Tuesday, December 8, 2015
Tuesday, October 27, 2015
Chairman Ros-Lehtinen, Ranking Member Deutch, and Members of the Subcommittee, thank you for inviting me to testify today on the humanitarian crisis that has gripped Syria, its neighbors, and the global community. I want to thank you for your unwavering support for USAID and the State Department’s response to the Syria crisis, and for shining a spotlight on the situation, which grows more complex every day
Wednesday, October 21, 2015
Burma has embarked on a long and challenging road of political and economic reform. The reforms that began in 2011 have set in motion ongoing transitions that will see important developments over the coming year including the election on November 8th, ongoing ceasefire negotiations with ethnic armed groups, the treatment of Rohingya, and the changing strength and vibrancy of civil society. The United States has a fundamental interest in the success of Burma’s reforms and remains a committed partner to those who seek greater freedom, prosperity and dignity in Burma.

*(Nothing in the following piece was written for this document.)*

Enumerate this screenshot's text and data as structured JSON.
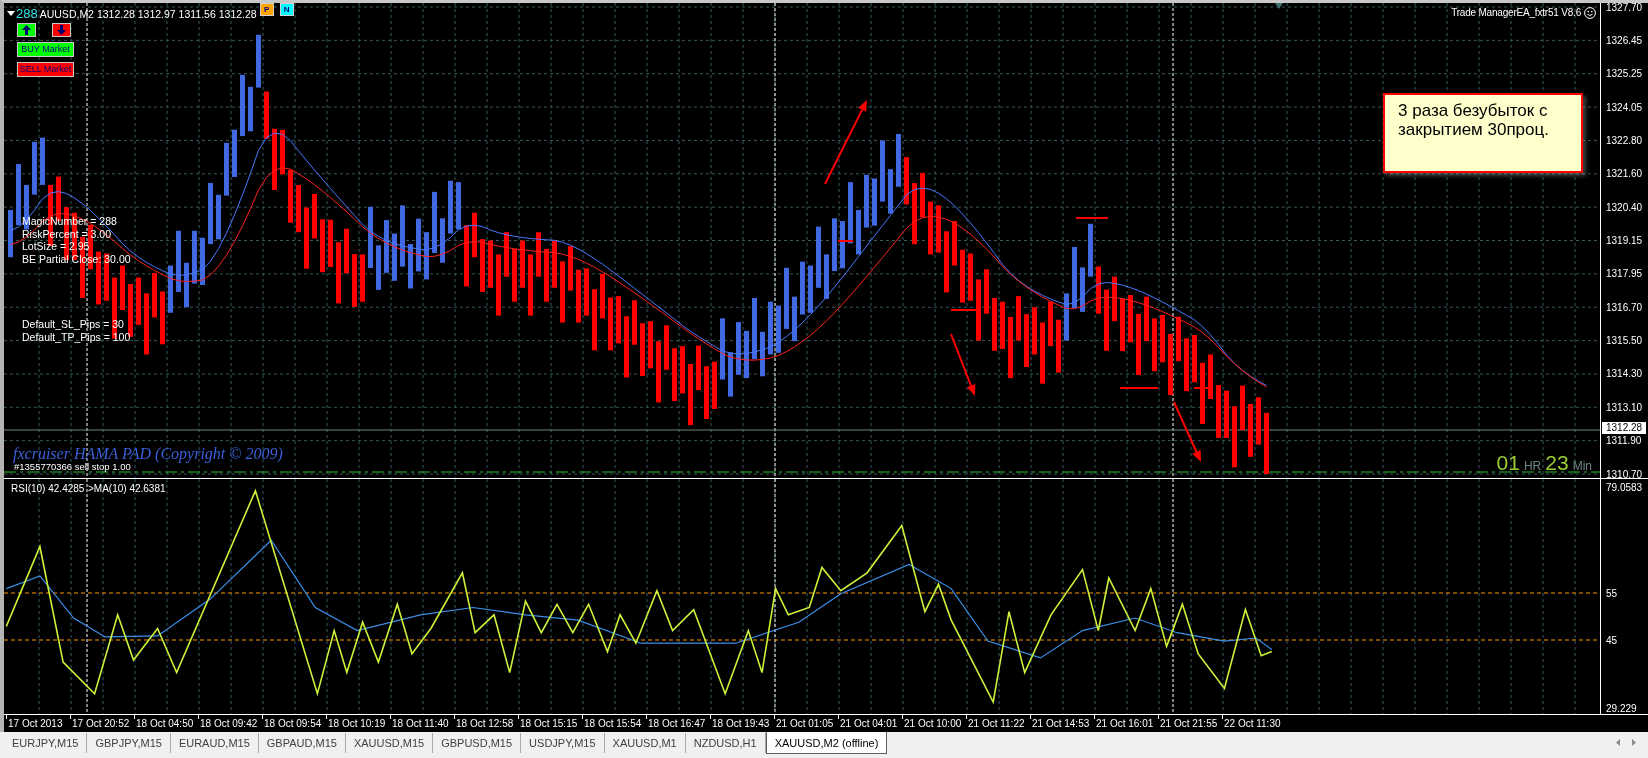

Land rights are not only an economic issue, but a human rights issue. In countries around the world, the absence of secure property rights protected by an effective rule of law is a major constraint to poverty alleviation and security. This is the reality for millions in the developing world, where over 70 percent of land is unregistered. In Southeast Asia, we know from our decades of work in the region and public surveys that property rights are either the top or among the top concerns of the people.
Last updated: July 26, 2016